Making demand response work with negative prices

A recent development over in the WEM (paying energy users to consume, when there’s too much solar and wind) highlights the lack of foresight in the NEM … where we’ve implemented a significant reform (yet to start) that will do nothing to address negative prices.













Observing Easter Saturday, a little belatedly

Guest author, Allan O’Neil, invests some time to explore a number of different aspects of Easter Saturday (11th April 2020), each noteworthy in their own right (including low demand, high percentage share renewables, negative prices and dynamic bidding)




More on those negative prices – how do contracts affect bidding behaviour?

Guest author Allan O’Neil provides this handy explainer on how generators’ contract positions affect their bidding decisions and can make negative spot prices pay off, at least in the short term. Very useful for those readers not actively involved in wholesale trading in helping to understand why some conspiracy theories might not match reality.
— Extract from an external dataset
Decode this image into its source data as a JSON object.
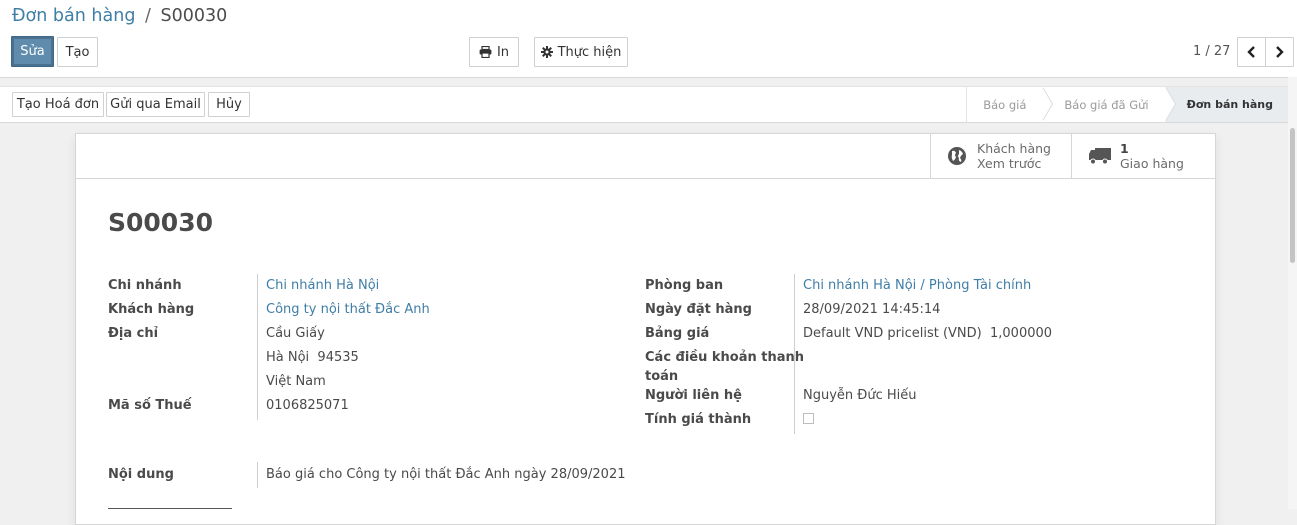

Who’s responsible for those negative prices?

Rapidly growing solar PV output has been widely tagged as the cause of low and even negative prices in Queensland. But in any market it’s the behaviour of ALL participants that determines price outcomes. Guest author Allan O’Neil takes a closer look at recent NEM bidding.